Six-time Cup winner Johnson is NASCAR’s shining star but he’s been underrated because of his steady consistency and vanilla personality. None of today’s drivers are as colorful as the swashbucklers of yesteryear, but they can’t be when their jumpsuits are plastered with the logos of a dozen sponsors.
Johnson will attempt to match Richard “The King” Petty and Dale “The Enforcer” Earnhardt as best ever with seven titles. Of the 26 tracks on the Sprint Cup series calendar, Homestead-Miami is one of four on which Johnson has never won. He always owned such a substantial points lead going into the final race that he didn’t have to.
When asked if he belongs on the Mount Rushmore of racing, Johnson demurred.
“I’m not climbing into the car thinking, ‘I’ve got to win No. 7,’ ” Johnson said. “Of course I’d love to do that. We start each year asking, ‘Can this be the year?’ It would be an honor to join Petty and Earnhardt.

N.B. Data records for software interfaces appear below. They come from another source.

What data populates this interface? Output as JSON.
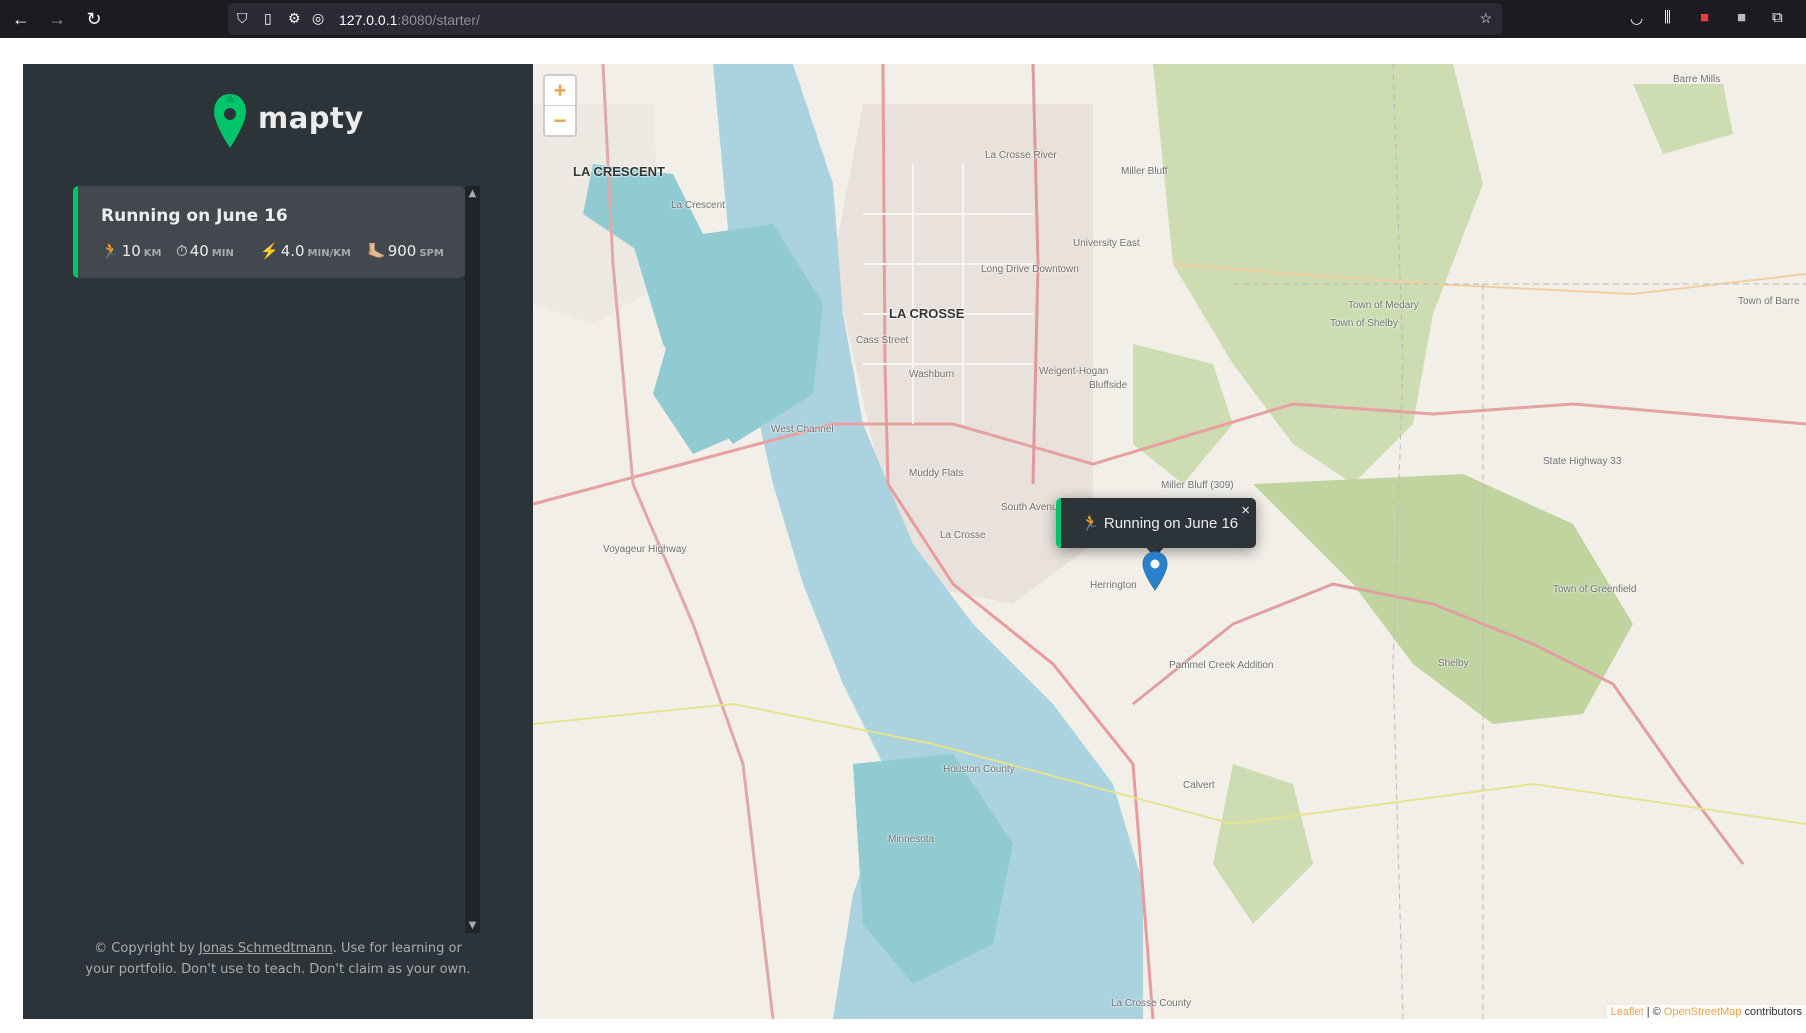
{
  "browser": {
    "url_host": "127.0.0.1",
    "url_rest": ":8080/starter/"
  },
  "app": {
    "logo_text": "mapty",
    "accent_color": "#00c46a"
  },
  "workouts": [
    {
      "title": "Running on June 16",
      "type": "running",
      "details": [
        {
          "icon": "🏃",
          "value": "10",
          "unit": "km"
        },
        {
          "icon": "⏱",
          "value": "40",
          "unit": "min"
        },
        {
          "icon": "⚡️",
          "value": "4.0",
          "unit": "min/km"
        },
        {
          "icon": "🦶🏼",
          "value": "900",
          "unit": "spm"
        }
      ]
    }
  ],
  "copyright": {
    "prefix": "© Copyright by ",
    "author": "Jonas Schmedtmann",
    "suffix": ". Use for learning or your portfolio. Don't use to teach. Don't claim as your own."
  },
  "map": {
    "zoom_in": "+",
    "zoom_out": "−",
    "popup_icon": "🏃",
    "popup_text": "Running on June 16",
    "popup_close": "×",
    "attribution_leaflet": "Leaflet",
    "attribution_sep": " | © ",
    "attribution_osm": "OpenStreetMap",
    "attribution_suffix": " contributors",
    "labels": [
      "LA CRESCENT",
      "La Crescent",
      "LA CROSSE",
      "Cass Street",
      "Washburn",
      "Weigent-Hogan",
      "Miller Bluff",
      "University East",
      "Town of Medary",
      "Town of Shelby",
      "Town of Barre",
      "Barre Mills",
      "State Highway 33",
      "Miller Bluff (309)",
      "South Avenue",
      "La Crosse",
      "Herrington",
      "Muddy Flats",
      "Pammel Creek Addition",
      "Shelby",
      "Voyageur Highway",
      "Houston County",
      "Minnesota",
      "La Crosse County",
      "Town of Greenfield",
      "Calvert",
      "Bluffside",
      "Long Drive Downtown",
      "West Channel",
      "La Crosse River"
    ]
  }
}
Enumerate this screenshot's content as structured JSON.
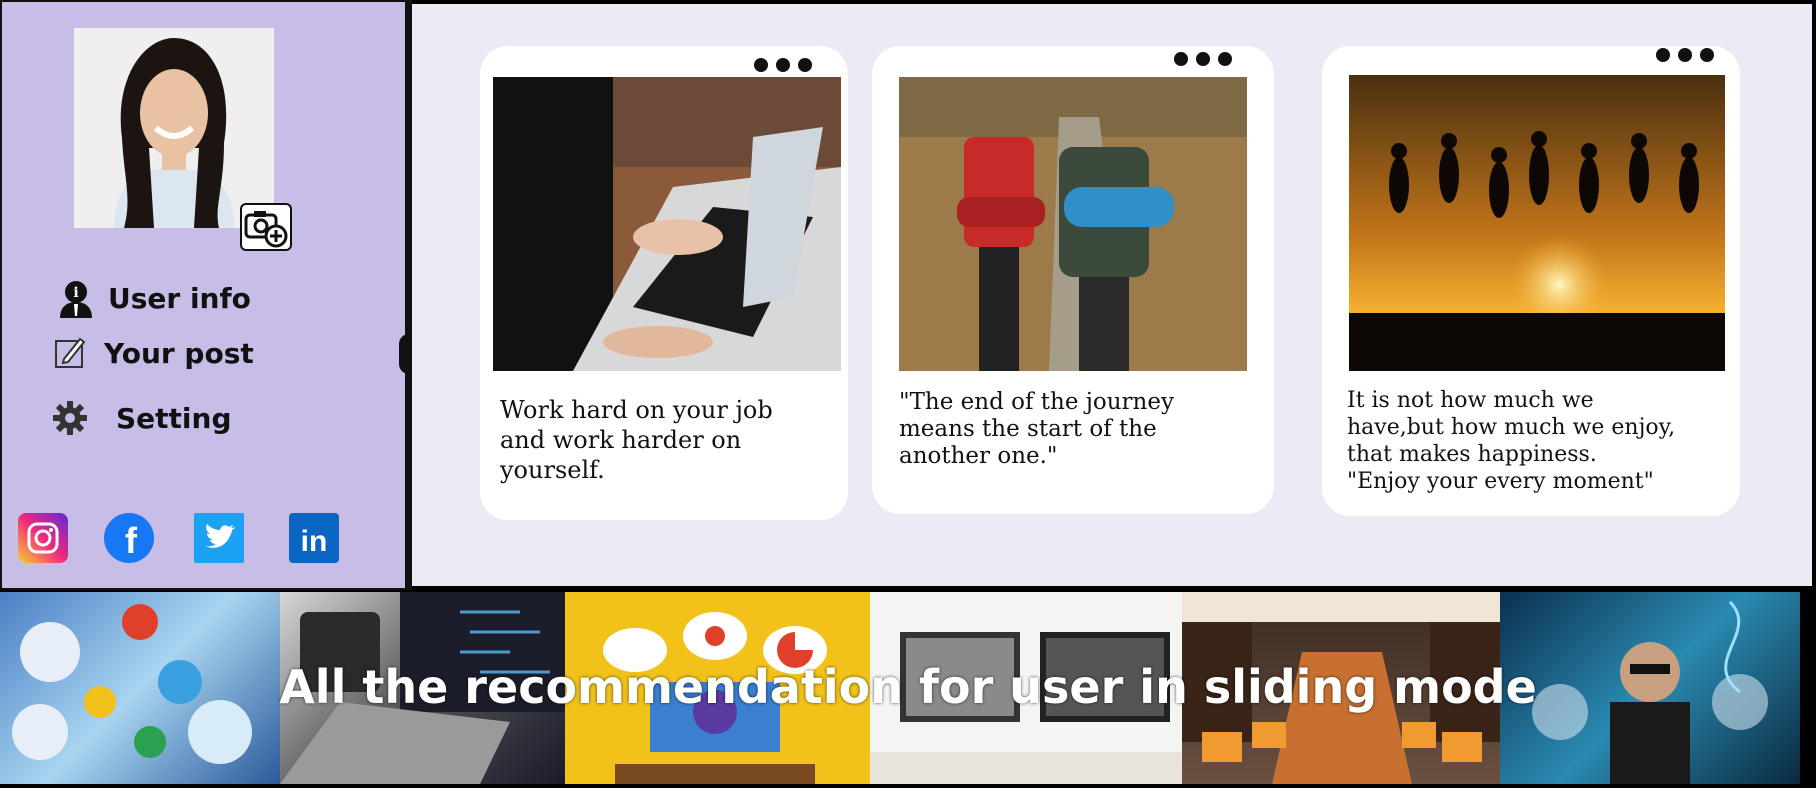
{
  "sidebar": {
    "avatar_alt": "user avatar",
    "menu": [
      {
        "label": "User info",
        "icon": "user-info-icon"
      },
      {
        "label": "Your post",
        "icon": "edit-post-icon"
      },
      {
        "label": "Setting",
        "icon": "gear-icon"
      }
    ],
    "social": [
      "instagram-icon",
      "facebook-icon",
      "twitter-icon",
      "linkedin-icon"
    ]
  },
  "cards": [
    {
      "quote": "Work hard on your job\nand work harder on\nyourself."
    },
    {
      "quote": "\"The end of the journey\nmeans the start of the\nanother one.\""
    },
    {
      "quote": "It is not how much we\nhave,but how much we enjoy,\nthat makes happiness.\n \"Enjoy your every moment\""
    }
  ],
  "recommendation": {
    "caption": "All the recommendation for user in sliding mode"
  },
  "colors": {
    "sidebar_bg": "#c7bde6",
    "main_bg": "#ebebf6",
    "facebook": "#1877f2",
    "twitter": "#1da1f2",
    "linkedin": "#0a66c2"
  }
}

“But I’m more focused on winning the race. I’ve been so caught up in talking setups and poring through data. I’m in race mode. I’m trying to win Sunday. That’s my mindset.”
He will be challenged by defending champ Kyle Busch, who won the race and the title in 2015, as Kevin Harvick did in 2014. Busch used to be one of NASCAR’s “bad boys” but who has mellowed since he became a father. He had only good things to say about his rivals.
“I’m not like those UFC fighters who egg each other on,” Busch said. “If you do that you’re just going to get hit harder.”
Joey Logano gets a shot at winning the first Sprint Cup championship for the Ford manufacturer since Kurt Busch in 2004.
“We had a very fast car here last year and led a lot of laps and that gives me confidence,” Logano said. “You can find motivation in plenty of places — from the people who love you, from the people who hate you. I was in the shop last week and I know I want to do it for my team.”
Carl Edwards came within seconds of winning his first Cup here in 2011 in the closest championship finish in NASCAR history, but lost the race and the season points tiebreaker to Stewart.
“That was tough because I gave it everything I had and our team made no mistakes,” said Edwards, driver of the No. 19 Toyota.
He said the experience from five years ago has him “galvanized” to race fast.
“It’s a straightforward track so there’s a lot of driver options and I’ll be able to apply everything I know,” he said. “You’ll see people use the whole track earlier in the race.”
The modest Edwards said he has every intention of prevailing when he crosses the finish line after 400 tense miles on Sunday. But like everybody else in South Florida for a momentously loud and literary weekend, “I’m just absolutely thrilled to be here.”